• Task to carry out: Every line of the material must come back exactly as given.

== Segment start ==

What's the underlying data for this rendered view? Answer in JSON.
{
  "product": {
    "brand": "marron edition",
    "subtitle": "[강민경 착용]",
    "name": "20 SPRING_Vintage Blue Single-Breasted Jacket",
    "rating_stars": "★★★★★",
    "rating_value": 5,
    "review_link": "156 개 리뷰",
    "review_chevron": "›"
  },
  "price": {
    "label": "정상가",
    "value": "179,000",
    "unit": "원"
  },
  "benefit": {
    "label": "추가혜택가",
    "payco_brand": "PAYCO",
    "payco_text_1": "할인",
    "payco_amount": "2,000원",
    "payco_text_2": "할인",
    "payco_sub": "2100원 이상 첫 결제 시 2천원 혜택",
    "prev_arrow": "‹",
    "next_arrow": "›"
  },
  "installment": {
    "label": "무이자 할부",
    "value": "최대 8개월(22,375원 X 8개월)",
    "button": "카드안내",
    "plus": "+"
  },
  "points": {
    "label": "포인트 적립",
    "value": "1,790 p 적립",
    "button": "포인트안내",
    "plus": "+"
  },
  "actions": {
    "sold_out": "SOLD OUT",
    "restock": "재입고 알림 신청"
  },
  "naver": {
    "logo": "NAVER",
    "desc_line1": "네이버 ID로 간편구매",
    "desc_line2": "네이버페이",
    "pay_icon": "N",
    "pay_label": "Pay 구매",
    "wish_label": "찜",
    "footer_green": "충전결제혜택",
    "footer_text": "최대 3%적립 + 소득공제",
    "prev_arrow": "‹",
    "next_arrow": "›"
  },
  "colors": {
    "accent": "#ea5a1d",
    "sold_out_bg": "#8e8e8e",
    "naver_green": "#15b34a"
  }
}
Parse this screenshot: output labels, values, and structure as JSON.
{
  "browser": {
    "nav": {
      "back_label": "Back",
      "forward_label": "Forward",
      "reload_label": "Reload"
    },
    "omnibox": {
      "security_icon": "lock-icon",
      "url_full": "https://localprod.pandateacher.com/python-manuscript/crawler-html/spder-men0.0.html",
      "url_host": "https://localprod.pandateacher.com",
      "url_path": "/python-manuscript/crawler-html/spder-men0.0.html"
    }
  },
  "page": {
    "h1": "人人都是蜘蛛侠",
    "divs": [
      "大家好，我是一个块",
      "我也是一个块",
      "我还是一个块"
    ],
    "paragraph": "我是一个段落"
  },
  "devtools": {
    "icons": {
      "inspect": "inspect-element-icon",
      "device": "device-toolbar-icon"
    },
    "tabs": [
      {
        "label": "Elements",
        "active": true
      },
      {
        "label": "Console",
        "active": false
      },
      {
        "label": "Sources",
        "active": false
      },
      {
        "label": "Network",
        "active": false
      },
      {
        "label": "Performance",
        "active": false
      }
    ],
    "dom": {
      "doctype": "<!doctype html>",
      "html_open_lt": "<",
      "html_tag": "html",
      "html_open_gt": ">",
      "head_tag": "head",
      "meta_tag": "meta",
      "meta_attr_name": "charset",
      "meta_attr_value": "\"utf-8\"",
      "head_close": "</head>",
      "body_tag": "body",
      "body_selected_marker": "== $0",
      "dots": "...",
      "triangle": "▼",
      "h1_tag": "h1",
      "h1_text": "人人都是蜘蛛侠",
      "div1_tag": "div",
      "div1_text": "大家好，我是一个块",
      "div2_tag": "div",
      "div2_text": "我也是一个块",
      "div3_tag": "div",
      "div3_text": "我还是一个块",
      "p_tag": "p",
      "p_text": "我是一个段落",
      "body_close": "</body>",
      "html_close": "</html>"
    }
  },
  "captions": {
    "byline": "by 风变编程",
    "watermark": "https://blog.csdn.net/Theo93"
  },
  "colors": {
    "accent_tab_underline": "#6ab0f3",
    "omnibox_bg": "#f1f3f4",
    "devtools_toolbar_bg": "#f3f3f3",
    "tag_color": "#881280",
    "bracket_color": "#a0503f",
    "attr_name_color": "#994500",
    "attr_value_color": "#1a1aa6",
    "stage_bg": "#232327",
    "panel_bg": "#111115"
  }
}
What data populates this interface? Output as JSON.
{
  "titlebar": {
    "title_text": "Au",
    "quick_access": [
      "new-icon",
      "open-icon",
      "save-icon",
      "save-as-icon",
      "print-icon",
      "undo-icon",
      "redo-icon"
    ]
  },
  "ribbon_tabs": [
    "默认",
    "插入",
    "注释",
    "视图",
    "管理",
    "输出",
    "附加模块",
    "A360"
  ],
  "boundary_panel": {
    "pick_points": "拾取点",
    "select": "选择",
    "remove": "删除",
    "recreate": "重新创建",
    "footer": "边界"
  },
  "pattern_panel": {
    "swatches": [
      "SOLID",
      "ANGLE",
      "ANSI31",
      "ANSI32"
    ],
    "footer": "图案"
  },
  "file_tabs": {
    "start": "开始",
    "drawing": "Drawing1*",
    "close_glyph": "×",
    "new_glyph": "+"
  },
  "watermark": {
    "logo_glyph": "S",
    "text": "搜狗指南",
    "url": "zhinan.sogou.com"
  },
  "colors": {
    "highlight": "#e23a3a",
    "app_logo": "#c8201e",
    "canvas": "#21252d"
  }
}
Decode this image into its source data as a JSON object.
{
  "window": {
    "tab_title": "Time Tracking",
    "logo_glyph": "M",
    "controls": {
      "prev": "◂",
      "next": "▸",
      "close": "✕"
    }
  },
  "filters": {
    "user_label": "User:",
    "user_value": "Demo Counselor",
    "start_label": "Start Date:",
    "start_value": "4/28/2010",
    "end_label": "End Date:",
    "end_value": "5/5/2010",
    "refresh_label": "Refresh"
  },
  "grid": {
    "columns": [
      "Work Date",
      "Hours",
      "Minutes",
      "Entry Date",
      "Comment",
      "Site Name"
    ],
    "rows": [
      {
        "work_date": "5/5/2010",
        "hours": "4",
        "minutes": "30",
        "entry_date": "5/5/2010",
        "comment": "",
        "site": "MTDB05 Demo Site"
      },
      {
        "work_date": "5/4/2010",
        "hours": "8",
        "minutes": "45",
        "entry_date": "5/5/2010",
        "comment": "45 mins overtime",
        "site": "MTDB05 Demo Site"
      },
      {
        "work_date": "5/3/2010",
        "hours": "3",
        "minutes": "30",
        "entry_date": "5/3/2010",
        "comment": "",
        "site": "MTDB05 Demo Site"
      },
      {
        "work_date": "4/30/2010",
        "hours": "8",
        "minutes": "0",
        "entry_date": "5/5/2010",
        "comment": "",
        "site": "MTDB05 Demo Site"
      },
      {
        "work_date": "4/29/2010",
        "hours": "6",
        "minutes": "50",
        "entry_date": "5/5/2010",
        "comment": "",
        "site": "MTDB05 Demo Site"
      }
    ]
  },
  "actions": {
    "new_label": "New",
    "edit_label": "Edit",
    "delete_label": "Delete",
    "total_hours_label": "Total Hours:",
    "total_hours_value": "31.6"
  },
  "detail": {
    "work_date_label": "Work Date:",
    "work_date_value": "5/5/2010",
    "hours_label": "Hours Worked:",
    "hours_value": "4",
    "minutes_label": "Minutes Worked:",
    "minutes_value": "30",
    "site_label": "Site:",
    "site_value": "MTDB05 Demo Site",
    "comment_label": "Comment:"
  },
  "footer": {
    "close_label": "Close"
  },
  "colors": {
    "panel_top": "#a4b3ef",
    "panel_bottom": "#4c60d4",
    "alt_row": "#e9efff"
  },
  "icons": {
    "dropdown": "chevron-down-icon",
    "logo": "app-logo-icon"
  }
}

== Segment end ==

• Written answer:
What's the underlying data for this rendered view? Answer in JSON.
{
  "product": {
    "brand": "marron edition",
    "subtitle": "[강민경 착용]",
    "name": "20 SPRING_Vintage Blue Single-Breasted Jacket",
    "rating_stars": "★★★★★",
    "rating_value": 5,
    "review_link": "156 개 리뷰",
    "review_chevron": "›"
  },
  "price": {
    "label": "정상가",
    "value": "179,000",
    "unit": "원"
  },
  "benefit": {
    "label": "추가혜택가",
    "payco_brand": "PAYCO",
    "payco_text_1": "할인",
    "payco_amount": "2,000원",
    "payco_text_2": "할인",
    "payco_sub": "2100원 이상 첫 결제 시 2천원 혜택",
    "prev_arrow": "‹",
    "next_arrow": "›"
  },
  "installment": {
    "label": "무이자 할부",
    "value": "최대 8개월(22,375원 X 8개월)",
    "button": "카드안내",
    "plus": "+"
  },
  "points": {
    "label": "포인트 적립",
    "value": "1,790 p 적립",
    "button": "포인트안내",
    "plus": "+"
  },
  "actions": {
    "sold_out": "SOLD OUT",
    "restock": "재입고 알림 신청"
  },
  "naver": {
    "logo": "NAVER",
    "desc_line1": "네이버 ID로 간편구매",
    "desc_line2": "네이버페이",
    "pay_icon": "N",
    "pay_label": "Pay 구매",
    "wish_label": "찜",
    "footer_green": "충전결제혜택",
    "footer_text": "최대 3%적립 + 소득공제",
    "prev_arrow": "‹",
    "next_arrow": "›"
  },
  "colors": {
    "accent": "#ea5a1d",
    "sold_out_bg": "#8e8e8e",
    "naver_green": "#15b34a"
  }
}
Parse this screenshot: output labels, values, and structure as JSON.
{
  "browser": {
    "nav": {
      "back_label": "Back",
      "forward_label": "Forward",
      "reload_label": "Reload"
    },
    "omnibox": {
      "security_icon": "lock-icon",
      "url_full": "https://localprod.pandateacher.com/python-manuscript/crawler-html/spder-men0.0.html",
      "url_host": "https://localprod.pandateacher.com",
      "url_path": "/python-manuscript/crawler-html/spder-men0.0.html"
    }
  },
  "page": {
    "h1": "人人都是蜘蛛侠",
    "divs": [
      "大家好，我是一个块",
      "我也是一个块",
      "我还是一个块"
    ],
    "paragraph": "我是一个段落"
  },
  "devtools": {
    "icons": {
      "inspect": "inspect-element-icon",
      "device": "device-toolbar-icon"
    },
    "tabs": [
      {
        "label": "Elements",
        "active": true
      },
      {
        "label": "Console",
        "active": false
      },
      {
        "label": "Sources",
        "active": false
      },
      {
        "label": "Network",
        "active": false
      },
      {
        "label": "Performance",
        "active": false
      }
    ],
    "dom": {
      "doctype": "<!doctype html>",
      "html_open_lt": "<",
      "html_tag": "html",
      "html_open_gt": ">",
      "head_tag": "head",
      "meta_tag": "meta",
      "meta_attr_name": "charset",
      "meta_attr_value": "\"utf-8\"",
      "head_close": "</head>",
      "body_tag": "body",
      "body_selected_marker": "== $0",
      "dots": "...",
      "triangle": "▼",
      "h1_tag": "h1",
      "h1_text": "人人都是蜘蛛侠",
      "div1_tag": "div",
      "div1_text": "大家好，我是一个块",
      "div2_tag": "div",
      "div2_text": "我也是一个块",
      "div3_tag": "div",
      "div3_text": "我还是一个块",
      "p_tag": "p",
      "p_text": "我是一个段落",
      "body_close": "</body>",
      "html_close": "</html>"
    }
  },
  "captions": {
    "byline": "by 风变编程",
    "watermark": "https://blog.csdn.net/Theo93"
  },
  "colors": {
    "accent_tab_underline": "#6ab0f3",
    "omnibox_bg": "#f1f3f4",
    "devtools_toolbar_bg": "#f3f3f3",
    "tag_color": "#881280",
    "bracket_color": "#a0503f",
    "attr_name_color": "#994500",
    "attr_value_color": "#1a1aa6",
    "stage_bg": "#232327",
    "panel_bg": "#111115"
  }
}
What data populates this interface? Output as JSON.
{
  "titlebar": {
    "title_text": "Au",
    "quick_access": [
      "new-icon",
      "open-icon",
      "save-icon",
      "save-as-icon",
      "print-icon",
      "undo-icon",
      "redo-icon"
    ]
  },
  "ribbon_tabs": [
    "默认",
    "插入",
    "注释",
    "视图",
    "管理",
    "输出",
    "附加模块",
    "A360"
  ],
  "boundary_panel": {
    "pick_points": "拾取点",
    "select": "选择",
    "remove": "删除",
    "recreate": "重新创建",
    "footer": "边界"
  },
  "pattern_panel": {
    "swatches": [
      "SOLID",
      "ANGLE",
      "ANSI31",
      "ANSI32"
    ],
    "footer": "图案"
  },
  "file_tabs": {
    "start": "开始",
    "drawing": "Drawing1*",
    "close_glyph": "×",
    "new_glyph": "+"
  },
  "watermark": {
    "logo_glyph": "S",
    "text": "搜狗指南",
    "url": "zhinan.sogou.com"
  },
  "colors": {
    "highlight": "#e23a3a",
    "app_logo": "#c8201e",
    "canvas": "#21252d"
  }
}
Decode this image into its source data as a JSON object.
{
  "window": {
    "tab_title": "Time Tracking",
    "logo_glyph": "M",
    "controls": {
      "prev": "◂",
      "next": "▸",
      "close": "✕"
    }
  },
  "filters": {
    "user_label": "User:",
    "user_value": "Demo Counselor",
    "start_label": "Start Date:",
    "start_value": "4/28/2010",
    "end_label": "End Date:",
    "end_value": "5/5/2010",
    "refresh_label": "Refresh"
  },
  "grid": {
    "columns": [
      "Work Date",
      "Hours",
      "Minutes",
      "Entry Date",
      "Comment",
      "Site Name"
    ],
    "rows": [
      {
        "work_date": "5/5/2010",
        "hours": "4",
        "minutes": "30",
        "entry_date": "5/5/2010",
        "comment": "",
        "site": "MTDB05 Demo Site"
      },
      {
        "work_date": "5/4/2010",
        "hours": "8",
        "minutes": "45",
        "entry_date": "5/5/2010",
        "comment": "45 mins overtime",
        "site": "MTDB05 Demo Site"
      },
      {
        "work_date": "5/3/2010",
        "hours": "3",
        "minutes": "30",
        "entry_date": "5/3/2010",
        "comment": "",
        "site": "MTDB05 Demo Site"
      },
      {
        "work_date": "4/30/2010",
        "hours": "8",
        "minutes": "0",
        "entry_date": "5/5/2010",
        "comment": "",
        "site": "MTDB05 Demo Site"
      },
      {
        "work_date": "4/29/2010",
        "hours": "6",
        "minutes": "50",
        "entry_date": "5/5/2010",
        "comment": "",
        "site": "MTDB05 Demo Site"
      }
    ]
  },
  "actions": {
    "new_label": "New",
    "edit_label": "Edit",
    "delete_label": "Delete",
    "total_hours_label": "Total Hours:",
    "total_hours_value": "31.6"
  },
  "detail": {
    "work_date_label": "Work Date:",
    "work_date_value": "5/5/2010",
    "hours_label": "Hours Worked:",
    "hours_value": "4",
    "minutes_label": "Minutes Worked:",
    "minutes_value": "30",
    "site_label": "Site:",
    "site_value": "MTDB05 Demo Site",
    "comment_label": "Comment:"
  },
  "footer": {
    "close_label": "Close"
  },
  "colors": {
    "panel_top": "#a4b3ef",
    "panel_bottom": "#4c60d4",
    "alt_row": "#e9efff"
  },
  "icons": {
    "dropdown": "chevron-down-icon",
    "logo": "app-logo-icon"
  }
}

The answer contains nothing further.